## Activity
The required result is the exact run of lines beginning at the one containing "Enumerate this screenshot's" and ending at the last line of the entries.

═══ Data for review

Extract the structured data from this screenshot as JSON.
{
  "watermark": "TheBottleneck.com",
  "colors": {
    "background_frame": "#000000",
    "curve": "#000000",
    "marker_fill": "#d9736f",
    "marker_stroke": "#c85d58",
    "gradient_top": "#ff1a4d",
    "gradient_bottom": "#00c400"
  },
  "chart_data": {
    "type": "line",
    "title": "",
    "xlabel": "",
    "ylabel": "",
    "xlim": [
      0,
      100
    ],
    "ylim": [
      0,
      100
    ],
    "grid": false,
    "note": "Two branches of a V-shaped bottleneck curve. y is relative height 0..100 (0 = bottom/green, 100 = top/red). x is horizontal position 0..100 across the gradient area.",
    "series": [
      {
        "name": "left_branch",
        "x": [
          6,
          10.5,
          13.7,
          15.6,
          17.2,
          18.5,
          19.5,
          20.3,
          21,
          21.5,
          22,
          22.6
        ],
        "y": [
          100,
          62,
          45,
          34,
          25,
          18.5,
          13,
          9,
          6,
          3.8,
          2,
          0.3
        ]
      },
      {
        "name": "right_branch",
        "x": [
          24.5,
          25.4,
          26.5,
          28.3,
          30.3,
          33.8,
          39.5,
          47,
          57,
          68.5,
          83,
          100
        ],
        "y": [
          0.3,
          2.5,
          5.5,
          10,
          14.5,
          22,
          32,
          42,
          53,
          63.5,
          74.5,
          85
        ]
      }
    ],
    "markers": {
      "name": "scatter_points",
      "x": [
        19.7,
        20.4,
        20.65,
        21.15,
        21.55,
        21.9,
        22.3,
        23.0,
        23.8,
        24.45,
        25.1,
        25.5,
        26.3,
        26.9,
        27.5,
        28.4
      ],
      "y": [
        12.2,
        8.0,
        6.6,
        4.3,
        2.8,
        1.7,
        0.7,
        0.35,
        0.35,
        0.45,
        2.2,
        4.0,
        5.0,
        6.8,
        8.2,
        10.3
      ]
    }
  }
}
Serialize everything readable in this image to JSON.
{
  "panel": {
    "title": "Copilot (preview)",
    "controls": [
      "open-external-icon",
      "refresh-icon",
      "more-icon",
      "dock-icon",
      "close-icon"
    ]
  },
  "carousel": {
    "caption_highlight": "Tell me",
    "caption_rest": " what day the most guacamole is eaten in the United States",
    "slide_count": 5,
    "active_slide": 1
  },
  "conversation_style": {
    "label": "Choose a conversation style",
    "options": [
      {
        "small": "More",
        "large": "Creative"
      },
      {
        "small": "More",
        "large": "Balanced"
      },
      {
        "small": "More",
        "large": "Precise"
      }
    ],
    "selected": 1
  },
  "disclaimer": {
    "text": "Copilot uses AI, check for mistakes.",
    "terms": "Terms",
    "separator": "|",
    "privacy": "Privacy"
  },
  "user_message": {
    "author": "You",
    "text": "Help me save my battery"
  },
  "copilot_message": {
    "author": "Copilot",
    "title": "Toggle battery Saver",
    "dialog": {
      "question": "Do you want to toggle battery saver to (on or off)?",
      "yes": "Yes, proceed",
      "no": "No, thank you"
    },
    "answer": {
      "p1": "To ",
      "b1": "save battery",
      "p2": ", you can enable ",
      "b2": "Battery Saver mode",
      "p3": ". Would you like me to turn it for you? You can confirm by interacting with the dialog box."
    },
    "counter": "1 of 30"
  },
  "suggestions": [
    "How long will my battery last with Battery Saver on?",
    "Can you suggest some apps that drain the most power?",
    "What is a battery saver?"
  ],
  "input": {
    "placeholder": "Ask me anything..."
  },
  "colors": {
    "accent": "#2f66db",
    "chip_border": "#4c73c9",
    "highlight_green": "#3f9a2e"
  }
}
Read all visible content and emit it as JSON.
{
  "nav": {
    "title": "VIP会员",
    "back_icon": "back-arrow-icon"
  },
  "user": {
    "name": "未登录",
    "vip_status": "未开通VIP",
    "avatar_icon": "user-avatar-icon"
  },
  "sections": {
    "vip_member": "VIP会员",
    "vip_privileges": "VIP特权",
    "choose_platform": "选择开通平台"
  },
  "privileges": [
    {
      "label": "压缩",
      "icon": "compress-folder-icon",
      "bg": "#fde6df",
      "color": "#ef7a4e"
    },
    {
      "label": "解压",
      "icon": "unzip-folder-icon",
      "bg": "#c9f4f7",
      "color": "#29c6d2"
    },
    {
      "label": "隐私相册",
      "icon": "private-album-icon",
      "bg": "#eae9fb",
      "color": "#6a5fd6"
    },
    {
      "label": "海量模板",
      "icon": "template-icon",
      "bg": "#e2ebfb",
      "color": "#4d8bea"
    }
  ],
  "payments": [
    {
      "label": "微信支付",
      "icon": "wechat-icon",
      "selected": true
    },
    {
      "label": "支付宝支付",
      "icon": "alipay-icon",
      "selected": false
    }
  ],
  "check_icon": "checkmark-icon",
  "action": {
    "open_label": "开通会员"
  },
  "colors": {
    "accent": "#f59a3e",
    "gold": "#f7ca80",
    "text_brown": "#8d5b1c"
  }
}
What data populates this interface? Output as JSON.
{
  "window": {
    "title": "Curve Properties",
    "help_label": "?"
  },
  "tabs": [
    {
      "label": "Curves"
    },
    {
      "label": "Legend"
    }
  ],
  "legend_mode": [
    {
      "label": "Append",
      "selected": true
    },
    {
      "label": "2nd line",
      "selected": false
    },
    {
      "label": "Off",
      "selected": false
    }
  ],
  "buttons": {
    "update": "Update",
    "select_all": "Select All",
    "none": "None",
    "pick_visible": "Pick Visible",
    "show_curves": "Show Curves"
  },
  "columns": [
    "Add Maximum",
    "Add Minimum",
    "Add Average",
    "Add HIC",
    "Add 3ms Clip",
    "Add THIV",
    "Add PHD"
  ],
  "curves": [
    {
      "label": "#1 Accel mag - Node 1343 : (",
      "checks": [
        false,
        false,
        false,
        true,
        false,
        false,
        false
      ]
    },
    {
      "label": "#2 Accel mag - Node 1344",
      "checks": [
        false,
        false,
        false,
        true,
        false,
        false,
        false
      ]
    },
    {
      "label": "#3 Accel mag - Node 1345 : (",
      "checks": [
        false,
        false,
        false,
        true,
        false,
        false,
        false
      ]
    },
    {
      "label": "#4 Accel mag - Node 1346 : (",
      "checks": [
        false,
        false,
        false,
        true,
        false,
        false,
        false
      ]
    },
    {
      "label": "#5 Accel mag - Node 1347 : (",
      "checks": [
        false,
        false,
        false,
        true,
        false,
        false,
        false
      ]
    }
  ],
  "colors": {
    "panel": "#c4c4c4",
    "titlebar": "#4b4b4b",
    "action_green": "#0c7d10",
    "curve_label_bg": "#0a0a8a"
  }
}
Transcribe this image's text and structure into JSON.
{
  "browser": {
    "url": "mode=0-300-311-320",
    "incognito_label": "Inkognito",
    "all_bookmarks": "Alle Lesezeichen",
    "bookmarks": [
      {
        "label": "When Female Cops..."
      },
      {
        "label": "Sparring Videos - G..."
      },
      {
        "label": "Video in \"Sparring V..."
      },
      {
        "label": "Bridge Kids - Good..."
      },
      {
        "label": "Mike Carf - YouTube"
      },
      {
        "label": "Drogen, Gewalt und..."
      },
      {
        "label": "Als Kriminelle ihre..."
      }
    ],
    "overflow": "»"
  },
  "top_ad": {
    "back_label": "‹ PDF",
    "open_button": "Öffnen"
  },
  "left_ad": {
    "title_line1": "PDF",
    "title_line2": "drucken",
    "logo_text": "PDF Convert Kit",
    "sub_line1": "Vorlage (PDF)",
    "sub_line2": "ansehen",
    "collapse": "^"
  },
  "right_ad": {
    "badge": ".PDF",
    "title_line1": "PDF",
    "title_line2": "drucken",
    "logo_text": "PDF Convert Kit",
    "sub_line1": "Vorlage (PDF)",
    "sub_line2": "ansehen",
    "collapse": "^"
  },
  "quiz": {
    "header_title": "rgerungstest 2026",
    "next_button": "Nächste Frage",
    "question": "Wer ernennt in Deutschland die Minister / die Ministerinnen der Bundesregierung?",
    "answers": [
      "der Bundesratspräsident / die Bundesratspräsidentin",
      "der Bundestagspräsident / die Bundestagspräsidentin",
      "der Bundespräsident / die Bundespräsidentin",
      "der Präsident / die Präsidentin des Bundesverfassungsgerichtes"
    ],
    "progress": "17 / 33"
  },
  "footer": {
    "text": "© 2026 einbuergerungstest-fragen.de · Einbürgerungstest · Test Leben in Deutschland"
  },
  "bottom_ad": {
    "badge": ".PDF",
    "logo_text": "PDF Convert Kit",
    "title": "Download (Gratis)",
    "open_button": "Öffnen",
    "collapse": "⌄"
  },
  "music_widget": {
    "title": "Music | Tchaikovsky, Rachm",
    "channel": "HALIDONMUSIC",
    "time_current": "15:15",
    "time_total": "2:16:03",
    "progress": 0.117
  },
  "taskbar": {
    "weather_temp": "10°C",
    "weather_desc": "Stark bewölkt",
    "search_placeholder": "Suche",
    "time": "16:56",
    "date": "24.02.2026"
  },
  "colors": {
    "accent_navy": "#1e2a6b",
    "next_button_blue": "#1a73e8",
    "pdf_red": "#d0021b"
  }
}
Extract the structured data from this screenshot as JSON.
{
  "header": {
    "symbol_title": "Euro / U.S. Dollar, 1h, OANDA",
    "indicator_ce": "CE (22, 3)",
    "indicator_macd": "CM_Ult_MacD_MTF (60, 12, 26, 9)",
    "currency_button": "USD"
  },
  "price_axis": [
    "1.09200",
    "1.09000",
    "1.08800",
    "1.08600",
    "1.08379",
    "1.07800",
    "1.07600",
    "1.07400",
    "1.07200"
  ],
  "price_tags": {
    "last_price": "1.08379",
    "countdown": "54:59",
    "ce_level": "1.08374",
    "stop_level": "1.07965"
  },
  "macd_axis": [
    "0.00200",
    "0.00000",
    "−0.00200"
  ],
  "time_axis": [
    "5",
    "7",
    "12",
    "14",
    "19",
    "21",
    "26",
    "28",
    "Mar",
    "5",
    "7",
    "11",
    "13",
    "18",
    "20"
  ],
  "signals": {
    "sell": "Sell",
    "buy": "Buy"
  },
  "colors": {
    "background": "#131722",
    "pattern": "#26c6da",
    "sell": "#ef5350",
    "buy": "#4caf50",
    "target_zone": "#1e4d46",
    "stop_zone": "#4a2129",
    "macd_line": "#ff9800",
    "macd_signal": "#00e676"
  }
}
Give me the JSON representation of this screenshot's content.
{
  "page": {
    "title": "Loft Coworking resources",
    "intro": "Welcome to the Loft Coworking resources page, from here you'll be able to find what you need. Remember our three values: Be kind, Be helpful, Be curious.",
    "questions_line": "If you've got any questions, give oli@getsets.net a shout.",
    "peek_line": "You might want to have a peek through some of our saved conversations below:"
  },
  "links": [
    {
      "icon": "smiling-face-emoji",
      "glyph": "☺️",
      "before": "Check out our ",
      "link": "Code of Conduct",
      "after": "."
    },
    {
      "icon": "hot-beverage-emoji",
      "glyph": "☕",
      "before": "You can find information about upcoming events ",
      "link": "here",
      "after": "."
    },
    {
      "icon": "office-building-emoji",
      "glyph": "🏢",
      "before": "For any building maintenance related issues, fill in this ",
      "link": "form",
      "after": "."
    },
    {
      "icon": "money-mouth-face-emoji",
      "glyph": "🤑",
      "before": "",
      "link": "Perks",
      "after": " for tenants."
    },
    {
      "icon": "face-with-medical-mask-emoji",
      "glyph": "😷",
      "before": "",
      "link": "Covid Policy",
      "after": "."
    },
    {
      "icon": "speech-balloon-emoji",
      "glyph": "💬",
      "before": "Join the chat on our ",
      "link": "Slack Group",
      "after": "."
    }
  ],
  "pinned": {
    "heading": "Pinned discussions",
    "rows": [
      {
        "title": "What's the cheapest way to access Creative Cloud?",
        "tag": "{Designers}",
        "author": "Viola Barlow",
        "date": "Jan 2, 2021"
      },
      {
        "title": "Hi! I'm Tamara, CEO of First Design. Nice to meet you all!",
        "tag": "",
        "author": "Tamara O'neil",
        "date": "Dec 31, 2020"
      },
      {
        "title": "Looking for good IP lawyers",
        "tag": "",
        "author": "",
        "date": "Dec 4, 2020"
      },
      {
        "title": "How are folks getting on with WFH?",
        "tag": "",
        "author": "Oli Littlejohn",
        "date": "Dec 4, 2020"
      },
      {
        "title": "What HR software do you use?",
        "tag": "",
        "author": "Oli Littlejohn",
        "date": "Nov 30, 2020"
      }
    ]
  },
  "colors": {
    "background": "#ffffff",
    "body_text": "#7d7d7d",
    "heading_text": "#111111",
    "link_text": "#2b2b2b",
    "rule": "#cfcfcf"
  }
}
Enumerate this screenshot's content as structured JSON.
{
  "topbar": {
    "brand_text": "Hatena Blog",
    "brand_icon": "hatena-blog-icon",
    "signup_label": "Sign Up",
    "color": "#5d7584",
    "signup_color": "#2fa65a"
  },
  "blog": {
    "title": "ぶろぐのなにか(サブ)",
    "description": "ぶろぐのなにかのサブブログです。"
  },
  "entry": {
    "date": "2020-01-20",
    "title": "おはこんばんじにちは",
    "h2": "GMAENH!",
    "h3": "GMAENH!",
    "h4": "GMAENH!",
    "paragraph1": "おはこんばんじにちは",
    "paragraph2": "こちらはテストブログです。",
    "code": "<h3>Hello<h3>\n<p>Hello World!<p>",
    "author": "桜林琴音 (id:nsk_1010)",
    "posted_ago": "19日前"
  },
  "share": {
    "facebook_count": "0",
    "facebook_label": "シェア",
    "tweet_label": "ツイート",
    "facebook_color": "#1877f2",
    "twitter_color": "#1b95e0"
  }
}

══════

## Answer to the exercise
Enumerate this screenshot's content as structured JSON.
{
  "topbar": {
    "brand_text": "Hatena Blog",
    "brand_icon": "hatena-blog-icon",
    "signup_label": "Sign Up",
    "color": "#5d7584",
    "signup_color": "#2fa65a"
  },
  "blog": {
    "title": "ぶろぐのなにか(サブ)",
    "description": "ぶろぐのなにかのサブブログです。"
  },
  "entry": {
    "date": "2020-01-20",
    "title": "おはこんばんじにちは",
    "h2": "GMAENH!",
    "h3": "GMAENH!",
    "h4": "GMAENH!",
    "paragraph1": "おはこんばんじにちは",
    "paragraph2": "こちらはテストブログです。",
    "code": "<h3>Hello<h3>\n<p>Hello World!<p>",
    "author": "桜林琴音 (id:nsk_1010)",
    "posted_ago": "19日前"
  },
  "share": {
    "facebook_count": "0",
    "facebook_label": "シェア",
    "tweet_label": "ツイート",
    "facebook_color": "#1877f2",
    "twitter_color": "#1b95e0"
  }
}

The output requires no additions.